The Shambles: The Shambles is narrow, winding and paved in history, being the best preserved medieval street in Europe, with buildings that date as far back as the 15th century. Popular cultural figures have once dwelled within the walls of these dwellings, like St Margaret Clitherow, brutally executed for retaining her Catholic faith. Blood used to gush down the cobbles regularly from the menagerie of butcher shops that used to inhabit the street but nowadays the area is home to an assortment of restaurants, cafes, bars and gift shops making it popular with visiting tourists and casual shoppers alike.

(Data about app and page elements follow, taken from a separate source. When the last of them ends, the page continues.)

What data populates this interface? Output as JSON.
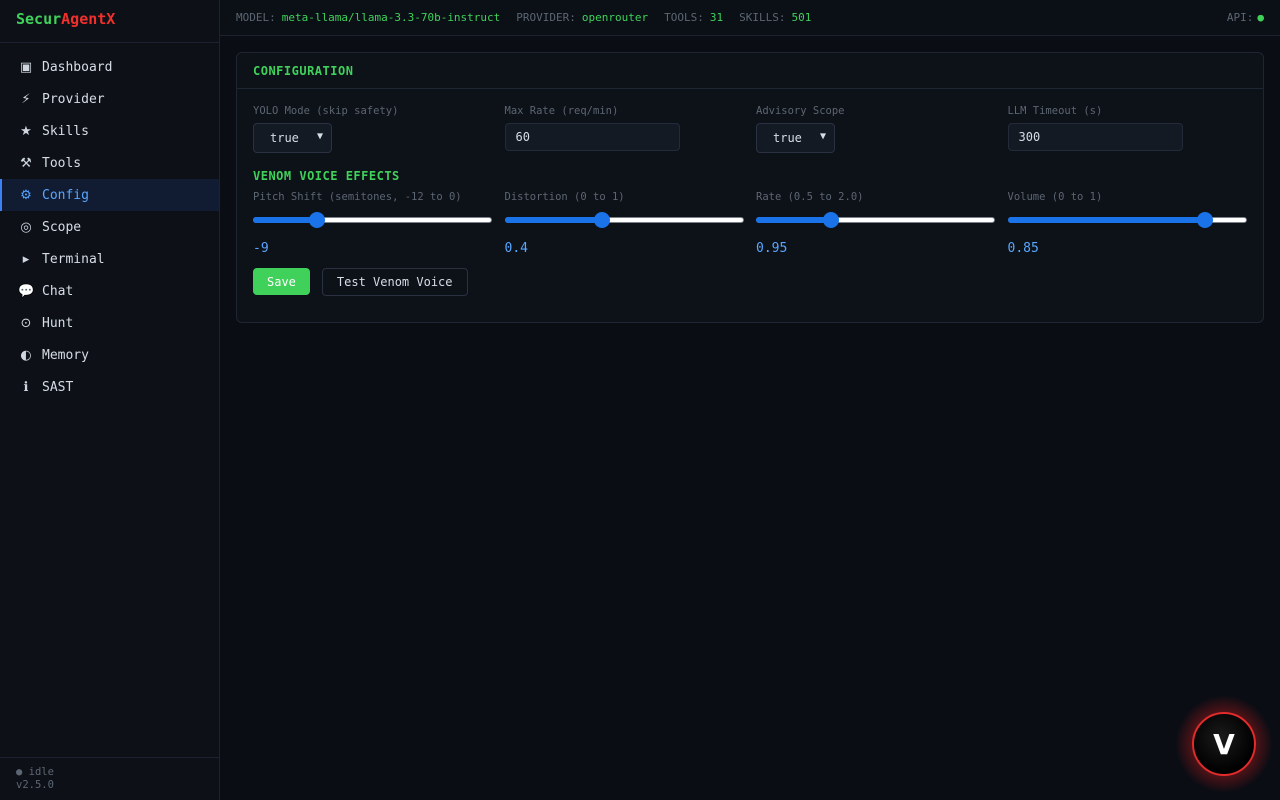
{
  "brand": {
    "part1": "Secur",
    "part2": "AgentX"
  },
  "sidebar": {
    "items": [
      {
        "label": "Dashboard",
        "icon": "▣",
        "icon_name": "dashboard-icon",
        "active": false
      },
      {
        "label": "Provider",
        "icon": "⚡",
        "icon_name": "lightning-icon",
        "active": false
      },
      {
        "label": "Skills",
        "icon": "★",
        "icon_name": "star-icon",
        "active": false
      },
      {
        "label": "Tools",
        "icon": "⚒",
        "icon_name": "hammer-icon",
        "active": false
      },
      {
        "label": "Config",
        "icon": "⚙",
        "icon_name": "gear-icon",
        "active": true
      },
      {
        "label": "Scope",
        "icon": "◎",
        "icon_name": "target-icon",
        "active": false
      },
      {
        "label": "Terminal",
        "icon": "▸",
        "icon_name": "terminal-icon",
        "active": false
      },
      {
        "label": "Chat",
        "icon": "💬",
        "icon_name": "chat-bubble-icon",
        "active": false
      },
      {
        "label": "Hunt",
        "icon": "⊙",
        "icon_name": "crosshair-icon",
        "active": false
      },
      {
        "label": "Memory",
        "icon": "◐",
        "icon_name": "memory-icon",
        "active": false
      },
      {
        "label": "SAST",
        "icon": "ℹ",
        "icon_name": "info-icon",
        "active": false
      }
    ],
    "status": "● idle",
    "version": "v2.5.0"
  },
  "topbar": {
    "model_key": "MODEL:",
    "model_val": "meta-llama/llama-3.3-70b-instruct",
    "provider_key": "PROVIDER:",
    "provider_val": "openrouter",
    "tools_key": "TOOLS:",
    "tools_val": "31",
    "skills_key": "SKILLS:",
    "skills_val": "501",
    "api_key": "API:",
    "api_dot": "●"
  },
  "config": {
    "title": "CONFIGURATION",
    "yolo": {
      "label": "YOLO Mode (skip safety)",
      "value": "true"
    },
    "max_rate": {
      "label": "Max Rate (req/min)",
      "value": "60"
    },
    "advisory": {
      "label": "Advisory Scope",
      "value": "true"
    },
    "timeout": {
      "label": "LLM Timeout (s)",
      "value": "300"
    },
    "venom_title": "VENOM VOICE EFFECTS",
    "sliders": [
      {
        "label": "Pitch Shift (semitones, -12 to 0)",
        "value": "-9",
        "min": -12,
        "max": 0,
        "num": -9
      },
      {
        "label": "Distortion (0 to 1)",
        "value": "0.4",
        "min": 0,
        "max": 1,
        "num": 0.4
      },
      {
        "label": "Rate (0.5 to 2.0)",
        "value": "0.95",
        "min": 0.5,
        "max": 2.0,
        "num": 0.95
      },
      {
        "label": "Volume (0 to 1)",
        "value": "0.85",
        "min": 0,
        "max": 1,
        "num": 0.85
      }
    ],
    "save_label": "Save",
    "test_label": "Test Venom Voice"
  },
  "fab": {
    "letter": "V"
  },
  "colors": {
    "accent_green": "#3fd15a",
    "accent_red": "#f0302c",
    "accent_blue": "#58a6ff",
    "slider_blue": "#1a73e8"
  }
}
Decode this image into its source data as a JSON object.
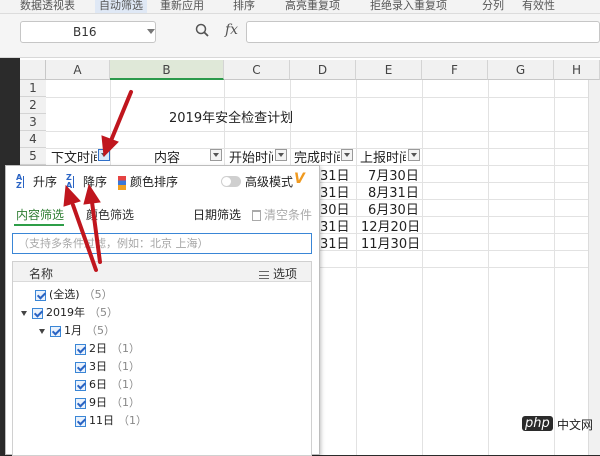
{
  "toolbar": {
    "items": [
      "数据透视表",
      "自动筛选",
      "重新应用",
      "排序",
      "高亮重复项",
      "拒绝录入重复项",
      "分列",
      "有效性"
    ]
  },
  "formula_bar": {
    "name_box": "B16",
    "fx_label": "fx",
    "formula": ""
  },
  "columns": [
    "A",
    "B",
    "C",
    "D",
    "E",
    "F",
    "G",
    "H"
  ],
  "rows": [
    "1",
    "2",
    "3",
    "4",
    "5"
  ],
  "sheet": {
    "title": "2019年安全检查计划",
    "headers": [
      "下文时间",
      "内容",
      "开始时间",
      "完成时间",
      "上报时间"
    ],
    "data_rows": [
      {
        "d": "31日",
        "e": "7月30日"
      },
      {
        "d": "31日",
        "e": "8月31日"
      },
      {
        "d": "30日",
        "e": "6月30日"
      },
      {
        "d": "31日",
        "e": "12月20日"
      },
      {
        "d": "31日",
        "e": "11月30日"
      }
    ]
  },
  "filter_panel": {
    "sort_asc": "升序",
    "sort_desc": "降序",
    "color_sort": "颜色排序",
    "advanced_mode": "高级模式",
    "tab_content": "内容筛选",
    "tab_color": "颜色筛选",
    "date_filter": "日期筛选",
    "clear": "清空条件",
    "search_placeholder": "（支持多条件过滤，例如：北京 上海）",
    "list_header": "名称",
    "options": "选项",
    "items": [
      {
        "label": "(全选)",
        "count": "（5）"
      },
      {
        "label": "2019年",
        "count": "（5）"
      },
      {
        "label": "1月",
        "count": "（5）"
      },
      {
        "label": "2日",
        "count": "（1）"
      },
      {
        "label": "3日",
        "count": "（1）"
      },
      {
        "label": "6日",
        "count": "（1）"
      },
      {
        "label": "9日",
        "count": "（1）"
      },
      {
        "label": "11日",
        "count": "（1）"
      }
    ]
  },
  "watermark": {
    "php": "php",
    "cn": "中文网"
  },
  "colors": {
    "accent_green": "#2e9e48",
    "arrow_red": "#c0161e",
    "focus_blue": "#3a86d6"
  }
}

If your hayfever symptoms are ruining your holiday or making your life a misery, then you can always try to find our products in local outlets. Retailers like Holland and Barrett often stock A.Vogel hayfever remedies such as Pollinosan Hayfever Tablets or Luffa Nasal Spray.
If you’re visiting The Shambles, you can always pop in to Tullivers, just a couple of shops away from the Market Place Post Office, or you could try Peppercorns 84 in Pocklington, near Moonlight Bedrooms on Railway Street.
What you eat can have a dramatic effect on your hayfever symptoms. While anti-inflammatory and natural anti-histamine foods can help control your symptoms, foods containing dairy and foods rich in sugar can actually make them worse.